According to senior officials of the US Federal Trade Commission, doctor the states that are considering to bar Tesla Motors direct sales practice should consider first the consumer interest, store not auto dealers needs.
The electric car maker from California, which has been in the past year America’s sweetheart when it comes to investor interest – with it stock gaining around six times in value – has recently seen an escalating fight when it comes to sales.
Its direct sales practice – which means it owns the showrooms for its cars, has seen Tesla combat state by state for the right to sell without direct involvement from dealers. In a blog post, the agency’s directors said state officials should take into account that banning Tesla could harm the existing industries and sales models. The US FTC has among its nationwide responsibilities to ensure customer protection and promote healthy business competition.
“Consumers can benefit from change,” the FTC officials said. “Regulators should differentiate between regulations that truly protect consumers and those that protect the regulated.”
“We didn’t get into this debate by choice, and we didn’t pursue the direct-sales model to disrupt traditional dealer practices,” adds Diarmuid O’Connell, Tesla’s vice president of business development. “Statutes that may have been created to protect consumers many years ago have been implemented mainly to protect the dealer body in many states.”

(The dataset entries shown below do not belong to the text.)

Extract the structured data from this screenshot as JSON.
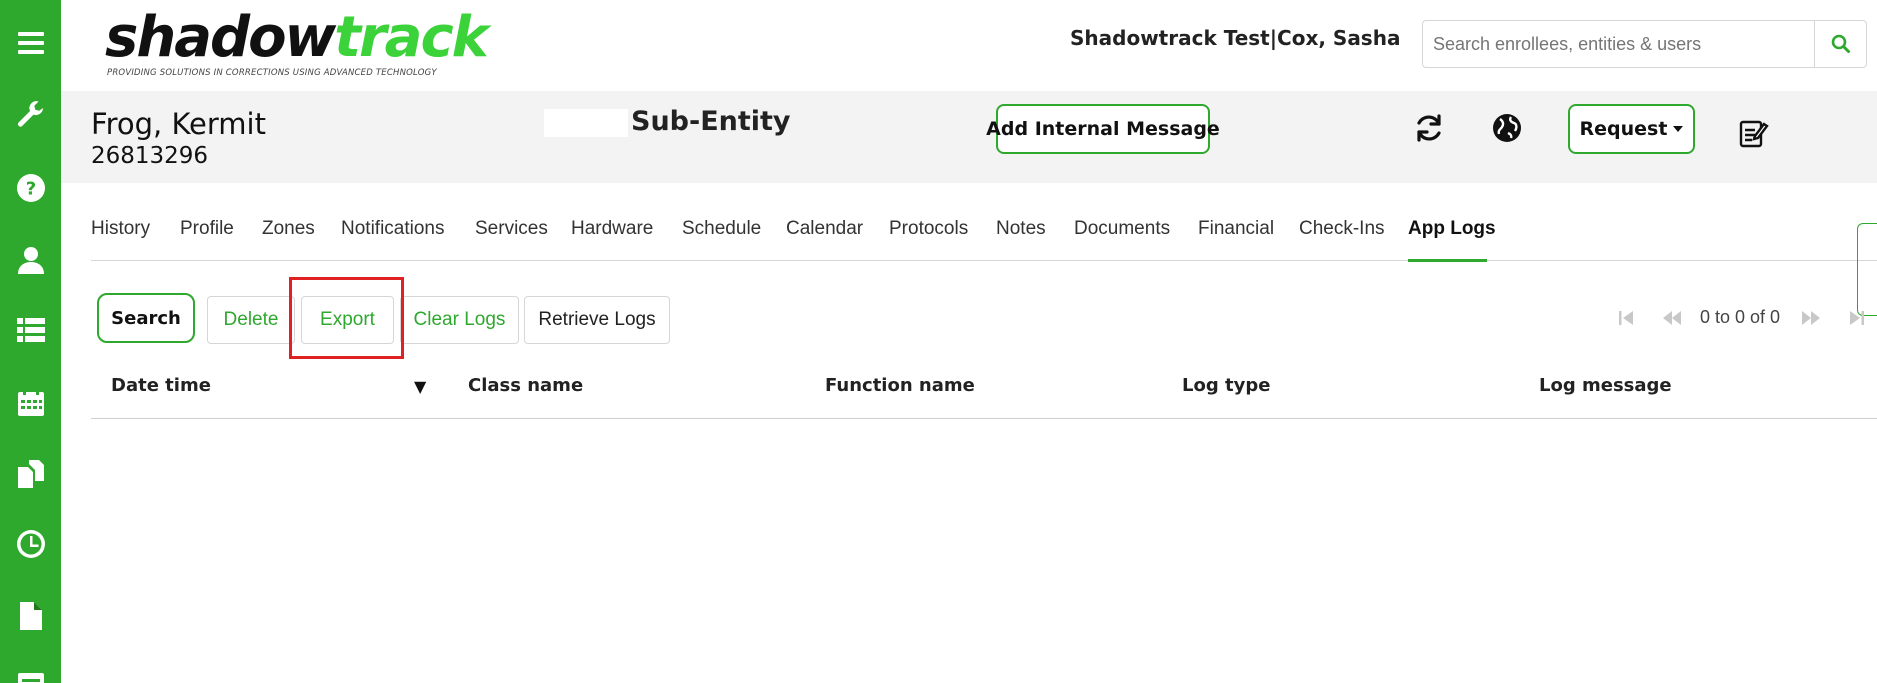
{
  "sidebar": {
    "accent_color": "#2fa82e",
    "items": [
      {
        "icon": "menu-icon"
      },
      {
        "icon": "wrench-icon"
      },
      {
        "icon": "help-icon"
      },
      {
        "icon": "user-icon"
      },
      {
        "icon": "list-icon"
      },
      {
        "icon": "calendar-icon"
      },
      {
        "icon": "documents-icon"
      },
      {
        "icon": "clock-icon"
      },
      {
        "icon": "file-icon"
      },
      {
        "icon": "report-icon"
      }
    ]
  },
  "header": {
    "logo_part1": "shadow",
    "logo_part2": "track",
    "logo_tagline": "PROVIDING SOLUTIONS IN CORRECTIONS USING ADVANCED TECHNOLOGY",
    "user_info": "Shadowtrack Test|Cox, Sasha",
    "search_placeholder": "Search enrollees, entities & users"
  },
  "enrollee": {
    "name": "Frog, Kermit",
    "id": "26813296",
    "entity": "Sub-Entity",
    "add_message_label": "Add Internal Message",
    "request_label": "Request"
  },
  "tabs": [
    {
      "label": "History"
    },
    {
      "label": "Profile"
    },
    {
      "label": "Zones"
    },
    {
      "label": "Notifications"
    },
    {
      "label": "Services"
    },
    {
      "label": "Hardware"
    },
    {
      "label": "Schedule"
    },
    {
      "label": "Calendar"
    },
    {
      "label": "Protocols"
    },
    {
      "label": "Notes"
    },
    {
      "label": "Documents"
    },
    {
      "label": "Financial"
    },
    {
      "label": "Check-Ins"
    },
    {
      "label": "App Logs",
      "active": true
    }
  ],
  "toolbar": {
    "search": "Search",
    "delete": "Delete",
    "export": "Export",
    "clear_logs": "Clear Logs",
    "retrieve_logs": "Retrieve Logs"
  },
  "pager": {
    "text": "0 to 0 of 0"
  },
  "table": {
    "columns": [
      "Date time",
      "Class name",
      "Function name",
      "Log type",
      "Log message"
    ],
    "sort_indicator": "▼",
    "rows": []
  }
}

The three agency directors, Andy Gavil of the policy planning office, Debbie Feinstein of the bureau of competition and Marty Gaynor of the economics bureau said they simply expressed their own opinion – and it’s not coming from the commission or the voting members.